### Problem to solve
Lines below that include "辅助触控" are the answer; copy each one.
Start of Block
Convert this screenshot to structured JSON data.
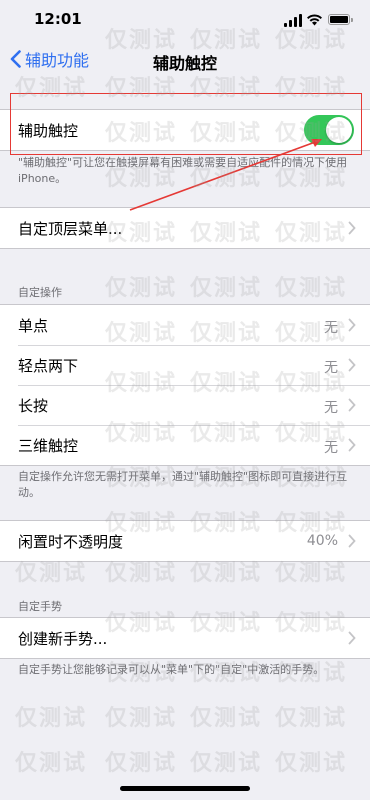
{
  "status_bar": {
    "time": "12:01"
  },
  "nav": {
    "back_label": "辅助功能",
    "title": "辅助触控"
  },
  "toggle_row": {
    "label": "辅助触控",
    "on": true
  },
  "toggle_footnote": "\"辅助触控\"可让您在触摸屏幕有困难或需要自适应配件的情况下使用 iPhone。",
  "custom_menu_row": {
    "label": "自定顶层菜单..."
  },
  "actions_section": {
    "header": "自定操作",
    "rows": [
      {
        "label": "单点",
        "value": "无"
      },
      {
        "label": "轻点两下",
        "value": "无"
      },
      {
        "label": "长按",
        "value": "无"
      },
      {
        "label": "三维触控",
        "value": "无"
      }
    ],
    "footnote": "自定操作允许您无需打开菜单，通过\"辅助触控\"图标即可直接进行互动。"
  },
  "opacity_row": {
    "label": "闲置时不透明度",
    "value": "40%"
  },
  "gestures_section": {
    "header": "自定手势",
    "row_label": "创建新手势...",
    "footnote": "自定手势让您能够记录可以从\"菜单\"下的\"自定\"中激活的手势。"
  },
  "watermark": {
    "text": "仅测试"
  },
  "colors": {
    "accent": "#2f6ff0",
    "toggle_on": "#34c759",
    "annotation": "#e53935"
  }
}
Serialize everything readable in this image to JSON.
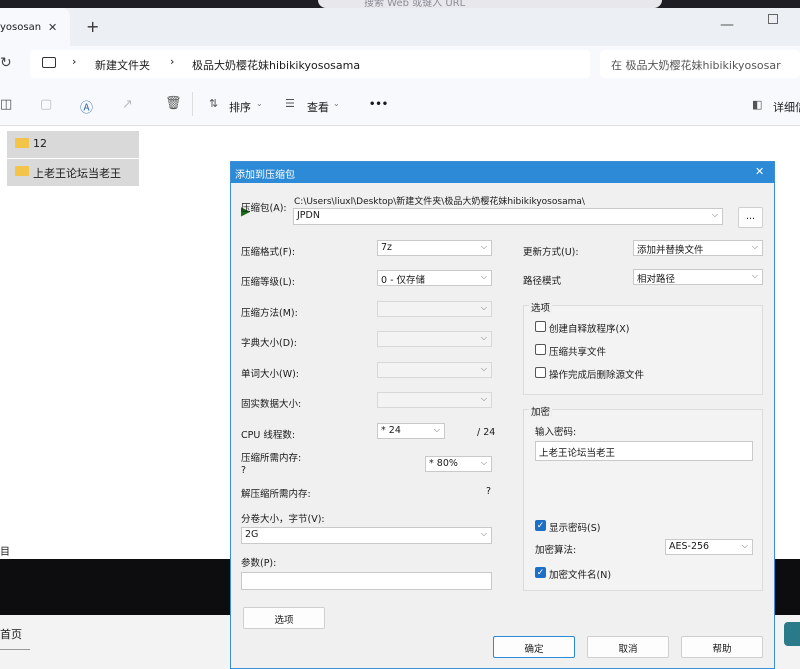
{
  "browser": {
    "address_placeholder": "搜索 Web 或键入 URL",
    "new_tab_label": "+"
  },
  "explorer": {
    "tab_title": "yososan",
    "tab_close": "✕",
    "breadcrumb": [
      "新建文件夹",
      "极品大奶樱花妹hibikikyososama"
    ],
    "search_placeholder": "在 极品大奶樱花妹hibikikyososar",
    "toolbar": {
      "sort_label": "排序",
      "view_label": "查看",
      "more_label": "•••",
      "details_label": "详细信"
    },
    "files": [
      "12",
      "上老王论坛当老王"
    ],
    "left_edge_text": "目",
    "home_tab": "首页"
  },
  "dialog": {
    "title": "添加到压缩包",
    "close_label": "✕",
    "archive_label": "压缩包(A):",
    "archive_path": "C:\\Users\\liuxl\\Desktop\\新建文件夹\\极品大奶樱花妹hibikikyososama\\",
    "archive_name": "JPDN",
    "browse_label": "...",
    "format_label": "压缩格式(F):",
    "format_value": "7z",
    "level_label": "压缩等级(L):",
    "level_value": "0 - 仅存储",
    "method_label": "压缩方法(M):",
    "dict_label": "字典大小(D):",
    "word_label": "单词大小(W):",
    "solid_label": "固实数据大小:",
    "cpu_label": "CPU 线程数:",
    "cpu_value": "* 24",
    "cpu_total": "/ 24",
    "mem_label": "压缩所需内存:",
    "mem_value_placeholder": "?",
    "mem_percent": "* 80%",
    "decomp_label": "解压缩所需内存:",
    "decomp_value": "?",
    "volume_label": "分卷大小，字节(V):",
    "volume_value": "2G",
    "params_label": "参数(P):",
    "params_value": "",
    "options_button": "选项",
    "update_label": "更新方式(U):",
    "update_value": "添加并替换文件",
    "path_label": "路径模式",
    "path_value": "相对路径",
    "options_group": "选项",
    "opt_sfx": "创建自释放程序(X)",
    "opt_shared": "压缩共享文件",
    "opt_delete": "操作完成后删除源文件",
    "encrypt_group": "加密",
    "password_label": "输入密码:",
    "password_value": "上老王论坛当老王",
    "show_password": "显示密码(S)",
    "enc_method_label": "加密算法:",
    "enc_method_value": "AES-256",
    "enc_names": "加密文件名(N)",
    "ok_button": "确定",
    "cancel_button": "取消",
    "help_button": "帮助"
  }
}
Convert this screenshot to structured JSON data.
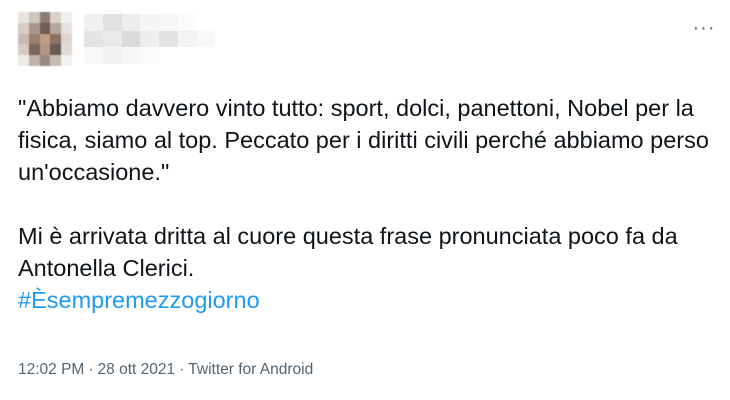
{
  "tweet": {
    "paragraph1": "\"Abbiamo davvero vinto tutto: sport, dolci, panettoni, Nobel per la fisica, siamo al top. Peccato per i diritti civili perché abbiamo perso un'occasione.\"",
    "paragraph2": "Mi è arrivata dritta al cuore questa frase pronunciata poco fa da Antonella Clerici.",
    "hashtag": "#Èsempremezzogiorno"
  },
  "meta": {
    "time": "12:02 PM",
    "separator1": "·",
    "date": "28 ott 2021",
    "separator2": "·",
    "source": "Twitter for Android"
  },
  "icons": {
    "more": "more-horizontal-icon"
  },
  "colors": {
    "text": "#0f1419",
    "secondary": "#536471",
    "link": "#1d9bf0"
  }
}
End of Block
### Your solution
    "title": "辅助触控"
    "label": "辅助触控",
  "toggle_footnote": "\"辅助触控\"可让您在触摸屏幕有困难或需要自适应配件的情况下使用 iPhone。",
    "footnote": "自定操作允许您无需打开菜单，通过\"辅助触控\"图标即可直接进行互动。"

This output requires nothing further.